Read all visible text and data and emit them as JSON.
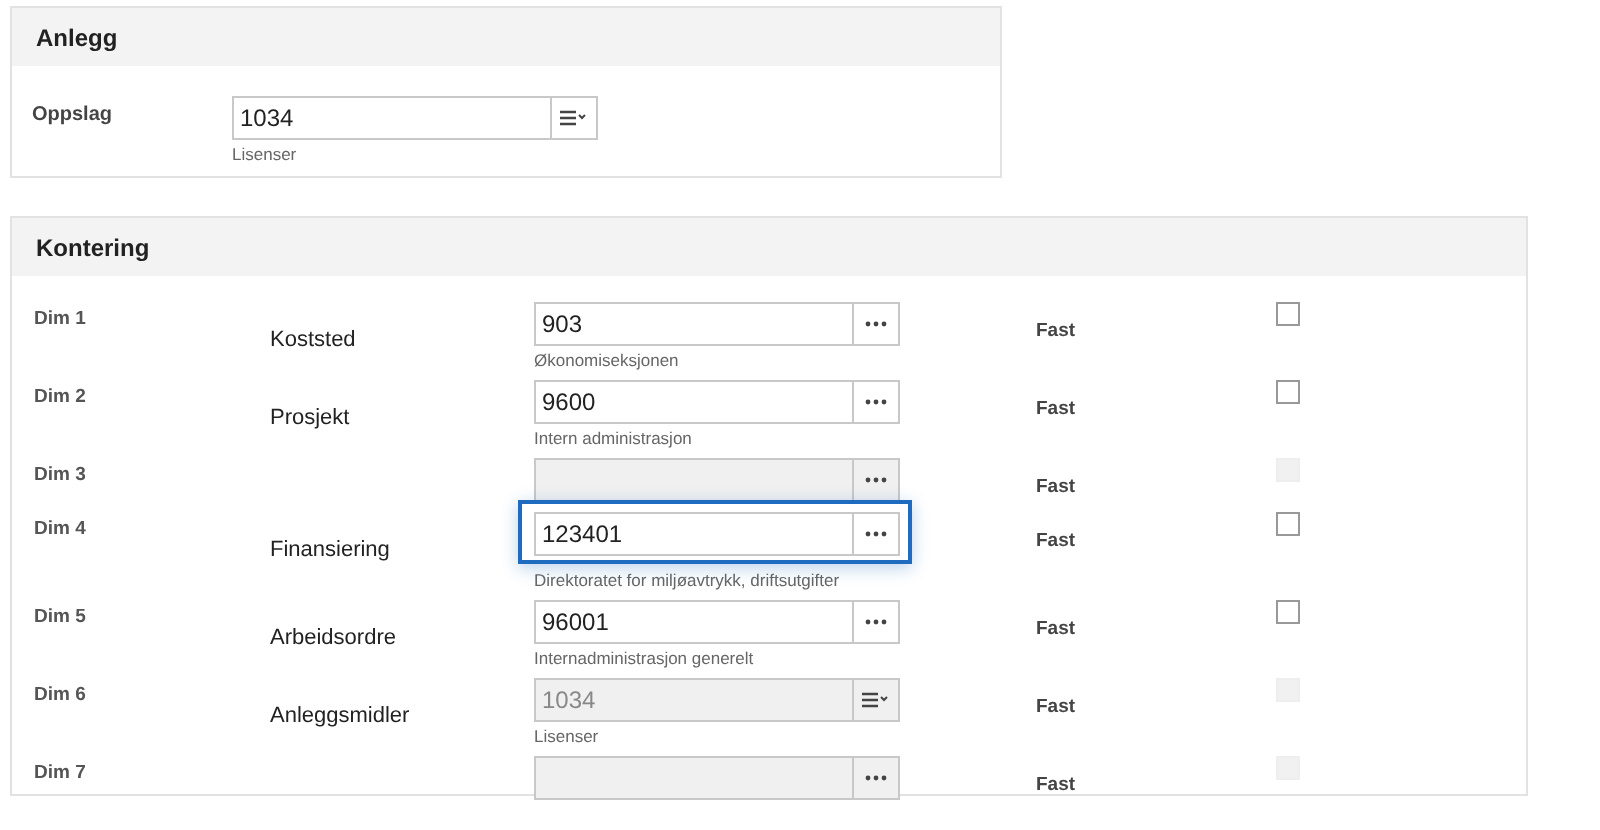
{
  "anlegg": {
    "title": "Anlegg",
    "field": {
      "label": "Oppslag",
      "value": "1034",
      "hint": "Lisenser",
      "kind": "list",
      "disabled": false
    }
  },
  "kontering": {
    "title": "Kontering",
    "rows": [
      {
        "dim": "Dim 1",
        "name": "Koststed",
        "value": "903",
        "hint": "Økonomiseksjonen",
        "kind": "lookup",
        "disabled": false,
        "focused": false,
        "fast_label": "Fast",
        "fast_checked": false,
        "fast_disabled": false
      },
      {
        "dim": "Dim 2",
        "name": "Prosjekt",
        "value": "9600",
        "hint": "Intern administrasjon",
        "kind": "lookup",
        "disabled": false,
        "focused": false,
        "fast_label": "Fast",
        "fast_checked": false,
        "fast_disabled": false
      },
      {
        "dim": "Dim 3",
        "kind": "lookup",
        "disabled": true,
        "focused": false,
        "fast_label": "Fast",
        "fast_checked": false,
        "fast_disabled": true
      },
      {
        "dim": "Dim 4",
        "name": "Finansiering",
        "value": "123401",
        "hint": "Direktoratet for miljøavtrykk, driftsutgifter",
        "kind": "lookup",
        "disabled": false,
        "focused": true,
        "fast_label": "Fast",
        "fast_checked": false,
        "fast_disabled": false
      },
      {
        "dim": "Dim 5",
        "name": "Arbeidsordre",
        "value": "96001",
        "hint": "Internadministrasjon generelt",
        "kind": "lookup",
        "disabled": false,
        "focused": false,
        "fast_label": "Fast",
        "fast_checked": false,
        "fast_disabled": false
      },
      {
        "dim": "Dim 6",
        "name": "Anleggsmidler",
        "value": "1034",
        "hint": "Lisenser",
        "kind": "list",
        "disabled": true,
        "focused": false,
        "fast_label": "Fast",
        "fast_checked": false,
        "fast_disabled": true
      },
      {
        "dim": "Dim 7",
        "kind": "lookup",
        "disabled": true,
        "focused": false,
        "fast_label": "Fast",
        "fast_checked": false,
        "fast_disabled": true
      }
    ]
  }
}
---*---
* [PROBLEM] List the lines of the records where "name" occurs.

* [SOLUTION FOR THIS TASK]
        "name": "Koststed",
        "name": "Prosjekt",
        "name": "Finansiering",
        "name": "Arbeidsordre",
        "name": "Anleggsmidler",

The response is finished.